[Website and app data records]

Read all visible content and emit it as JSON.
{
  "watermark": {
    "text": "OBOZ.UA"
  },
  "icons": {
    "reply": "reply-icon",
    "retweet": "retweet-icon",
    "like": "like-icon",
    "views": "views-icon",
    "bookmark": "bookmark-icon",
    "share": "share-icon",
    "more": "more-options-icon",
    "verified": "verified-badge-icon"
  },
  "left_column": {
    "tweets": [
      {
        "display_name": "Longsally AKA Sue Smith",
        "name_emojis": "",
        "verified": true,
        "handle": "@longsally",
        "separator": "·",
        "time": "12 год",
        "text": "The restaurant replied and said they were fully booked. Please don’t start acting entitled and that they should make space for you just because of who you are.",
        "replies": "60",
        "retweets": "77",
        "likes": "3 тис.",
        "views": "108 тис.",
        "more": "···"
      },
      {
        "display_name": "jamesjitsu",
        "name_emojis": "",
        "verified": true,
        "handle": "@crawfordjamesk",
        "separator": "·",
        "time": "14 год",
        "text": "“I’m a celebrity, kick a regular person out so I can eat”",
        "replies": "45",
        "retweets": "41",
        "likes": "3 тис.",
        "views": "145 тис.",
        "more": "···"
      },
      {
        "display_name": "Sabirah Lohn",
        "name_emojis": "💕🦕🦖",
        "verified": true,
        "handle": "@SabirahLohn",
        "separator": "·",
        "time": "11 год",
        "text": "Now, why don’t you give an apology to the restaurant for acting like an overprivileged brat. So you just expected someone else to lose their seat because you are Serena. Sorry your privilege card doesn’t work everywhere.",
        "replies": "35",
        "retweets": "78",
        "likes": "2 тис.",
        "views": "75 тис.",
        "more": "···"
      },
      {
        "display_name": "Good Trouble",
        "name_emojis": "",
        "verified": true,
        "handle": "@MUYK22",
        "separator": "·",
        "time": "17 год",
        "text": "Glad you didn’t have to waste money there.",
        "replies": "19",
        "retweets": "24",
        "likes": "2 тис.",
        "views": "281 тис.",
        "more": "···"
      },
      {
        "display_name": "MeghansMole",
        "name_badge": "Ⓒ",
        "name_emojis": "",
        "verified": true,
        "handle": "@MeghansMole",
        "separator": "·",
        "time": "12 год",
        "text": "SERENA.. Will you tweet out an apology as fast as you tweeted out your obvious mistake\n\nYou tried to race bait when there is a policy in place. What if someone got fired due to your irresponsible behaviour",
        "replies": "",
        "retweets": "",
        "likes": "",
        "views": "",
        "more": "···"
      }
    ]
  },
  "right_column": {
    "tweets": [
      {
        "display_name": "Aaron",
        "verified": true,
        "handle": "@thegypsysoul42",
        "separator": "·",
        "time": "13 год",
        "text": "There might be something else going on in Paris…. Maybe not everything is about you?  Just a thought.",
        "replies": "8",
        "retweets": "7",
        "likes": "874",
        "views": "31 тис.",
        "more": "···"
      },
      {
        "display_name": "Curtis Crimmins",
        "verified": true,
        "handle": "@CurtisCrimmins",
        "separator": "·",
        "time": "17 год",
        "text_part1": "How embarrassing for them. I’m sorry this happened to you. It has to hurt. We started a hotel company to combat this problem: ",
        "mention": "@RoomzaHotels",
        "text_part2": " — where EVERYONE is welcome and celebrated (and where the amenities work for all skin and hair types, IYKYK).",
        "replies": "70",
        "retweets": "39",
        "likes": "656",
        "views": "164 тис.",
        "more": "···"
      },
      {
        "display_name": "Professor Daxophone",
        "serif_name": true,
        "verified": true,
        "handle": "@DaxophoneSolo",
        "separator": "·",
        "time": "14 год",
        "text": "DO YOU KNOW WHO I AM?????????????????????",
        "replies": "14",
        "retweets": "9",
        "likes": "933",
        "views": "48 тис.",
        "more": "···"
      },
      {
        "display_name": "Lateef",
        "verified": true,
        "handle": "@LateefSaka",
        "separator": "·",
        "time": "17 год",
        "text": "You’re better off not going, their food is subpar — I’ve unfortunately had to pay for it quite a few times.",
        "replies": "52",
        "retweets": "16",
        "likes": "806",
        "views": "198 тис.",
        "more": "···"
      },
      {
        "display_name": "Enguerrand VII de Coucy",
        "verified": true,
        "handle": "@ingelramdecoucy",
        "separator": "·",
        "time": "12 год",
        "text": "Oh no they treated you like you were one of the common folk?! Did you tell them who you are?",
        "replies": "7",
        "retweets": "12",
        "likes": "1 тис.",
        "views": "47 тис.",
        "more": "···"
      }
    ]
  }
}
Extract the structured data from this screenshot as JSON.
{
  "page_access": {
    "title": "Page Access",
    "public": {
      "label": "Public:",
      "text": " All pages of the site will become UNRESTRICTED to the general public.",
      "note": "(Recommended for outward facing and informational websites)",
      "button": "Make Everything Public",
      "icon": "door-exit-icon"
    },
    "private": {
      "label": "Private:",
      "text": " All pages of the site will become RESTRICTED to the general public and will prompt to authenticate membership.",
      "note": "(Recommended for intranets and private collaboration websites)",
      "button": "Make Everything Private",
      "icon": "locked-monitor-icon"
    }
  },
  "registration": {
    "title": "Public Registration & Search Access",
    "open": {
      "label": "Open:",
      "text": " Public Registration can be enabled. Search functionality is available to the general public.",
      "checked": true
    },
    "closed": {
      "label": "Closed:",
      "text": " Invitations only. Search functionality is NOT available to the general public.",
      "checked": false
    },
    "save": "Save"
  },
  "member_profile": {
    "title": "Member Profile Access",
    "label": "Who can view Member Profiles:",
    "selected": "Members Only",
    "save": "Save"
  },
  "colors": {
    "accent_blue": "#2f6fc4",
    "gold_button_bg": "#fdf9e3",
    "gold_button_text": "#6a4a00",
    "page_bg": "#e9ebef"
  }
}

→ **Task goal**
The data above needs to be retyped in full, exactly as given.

→ **Your solution**
Read all visible content and emit it as JSON.
{
  "watermark": {
    "text": "OBOZ.UA"
  },
  "icons": {
    "reply": "reply-icon",
    "retweet": "retweet-icon",
    "like": "like-icon",
    "views": "views-icon",
    "bookmark": "bookmark-icon",
    "share": "share-icon",
    "more": "more-options-icon",
    "verified": "verified-badge-icon"
  },
  "left_column": {
    "tweets": [
      {
        "display_name": "Longsally AKA Sue Smith",
        "name_emojis": "",
        "verified": true,
        "handle": "@longsally",
        "separator": "·",
        "time": "12 год",
        "text": "The restaurant replied and said they were fully booked. Please don’t start acting entitled and that they should make space for you just because of who you are.",
        "replies": "60",
        "retweets": "77",
        "likes": "3 тис.",
        "views": "108 тис.",
        "more": "···"
      },
      {
        "display_name": "jamesjitsu",
        "name_emojis": "",
        "verified": true,
        "handle": "@crawfordjamesk",
        "separator": "·",
        "time": "14 год",
        "text": "“I’m a celebrity, kick a regular person out so I can eat”",
        "replies": "45",
        "retweets": "41",
        "likes": "3 тис.",
        "views": "145 тис.",
        "more": "···"
      },
      {
        "display_name": "Sabirah Lohn",
        "name_emojis": "💕🦕🦖",
        "verified": true,
        "handle": "@SabirahLohn",
        "separator": "·",
        "time": "11 год",
        "text": "Now, why don’t you give an apology to the restaurant for acting like an overprivileged brat. So you just expected someone else to lose their seat because you are Serena. Sorry your privilege card doesn’t work everywhere.",
        "replies": "35",
        "retweets": "78",
        "likes": "2 тис.",
        "views": "75 тис.",
        "more": "···"
      },
      {
        "display_name": "Good Trouble",
        "name_emojis": "",
        "verified": true,
        "handle": "@MUYK22",
        "separator": "·",
        "time": "17 год",
        "text": "Glad you didn’t have to waste money there.",
        "replies": "19",
        "retweets": "24",
        "likes": "2 тис.",
        "views": "281 тис.",
        "more": "···"
      },
      {
        "display_name": "MeghansMole",
        "name_badge": "Ⓒ",
        "name_emojis": "",
        "verified": true,
        "handle": "@MeghansMole",
        "separator": "·",
        "time": "12 год",
        "text": "SERENA.. Will you tweet out an apology as fast as you tweeted out your obvious mistake\n\nYou tried to race bait when there is a policy in place. What if someone got fired due to your irresponsible behaviour",
        "replies": "",
        "retweets": "",
        "likes": "",
        "views": "",
        "more": "···"
      }
    ]
  },
  "right_column": {
    "tweets": [
      {
        "display_name": "Aaron",
        "verified": true,
        "handle": "@thegypsysoul42",
        "separator": "·",
        "time": "13 год",
        "text": "There might be something else going on in Paris…. Maybe not everything is about you?  Just a thought.",
        "replies": "8",
        "retweets": "7",
        "likes": "874",
        "views": "31 тис.",
        "more": "···"
      },
      {
        "display_name": "Curtis Crimmins",
        "verified": true,
        "handle": "@CurtisCrimmins",
        "separator": "·",
        "time": "17 год",
        "text_part1": "How embarrassing for them. I’m sorry this happened to you. It has to hurt. We started a hotel company to combat this problem: ",
        "mention": "@RoomzaHotels",
        "text_part2": " — where EVERYONE is welcome and celebrated (and where the amenities work for all skin and hair types, IYKYK).",
        "replies": "70",
        "retweets": "39",
        "likes": "656",
        "views": "164 тис.",
        "more": "···"
      },
      {
        "display_name": "Professor Daxophone",
        "serif_name": true,
        "verified": true,
        "handle": "@DaxophoneSolo",
        "separator": "·",
        "time": "14 год",
        "text": "DO YOU KNOW WHO I AM?????????????????????",
        "replies": "14",
        "retweets": "9",
        "likes": "933",
        "views": "48 тис.",
        "more": "···"
      },
      {
        "display_name": "Lateef",
        "verified": true,
        "handle": "@LateefSaka",
        "separator": "·",
        "time": "17 год",
        "text": "You’re better off not going, their food is subpar — I’ve unfortunately had to pay for it quite a few times.",
        "replies": "52",
        "retweets": "16",
        "likes": "806",
        "views": "198 тис.",
        "more": "···"
      },
      {
        "display_name": "Enguerrand VII de Coucy",
        "verified": true,
        "handle": "@ingelramdecoucy",
        "separator": "·",
        "time": "12 год",
        "text": "Oh no they treated you like you were one of the common folk?! Did you tell them who you are?",
        "replies": "7",
        "retweets": "12",
        "likes": "1 тис.",
        "views": "47 тис.",
        "more": "···"
      }
    ]
  }
}
Extract the structured data from this screenshot as JSON.
{
  "page_access": {
    "title": "Page Access",
    "public": {
      "label": "Public:",
      "text": " All pages of the site will become UNRESTRICTED to the general public.",
      "note": "(Recommended for outward facing and informational websites)",
      "button": "Make Everything Public",
      "icon": "door-exit-icon"
    },
    "private": {
      "label": "Private:",
      "text": " All pages of the site will become RESTRICTED to the general public and will prompt to authenticate membership.",
      "note": "(Recommended for intranets and private collaboration websites)",
      "button": "Make Everything Private",
      "icon": "locked-monitor-icon"
    }
  },
  "registration": {
    "title": "Public Registration & Search Access",
    "open": {
      "label": "Open:",
      "text": " Public Registration can be enabled. Search functionality is available to the general public.",
      "checked": true
    },
    "closed": {
      "label": "Closed:",
      "text": " Invitations only. Search functionality is NOT available to the general public.",
      "checked": false
    },
    "save": "Save"
  },
  "member_profile": {
    "title": "Member Profile Access",
    "label": "Who can view Member Profiles:",
    "selected": "Members Only",
    "save": "Save"
  },
  "colors": {
    "accent_blue": "#2f6fc4",
    "gold_button_bg": "#fdf9e3",
    "gold_button_text": "#6a4a00",
    "page_bg": "#e9ebef"
  }
}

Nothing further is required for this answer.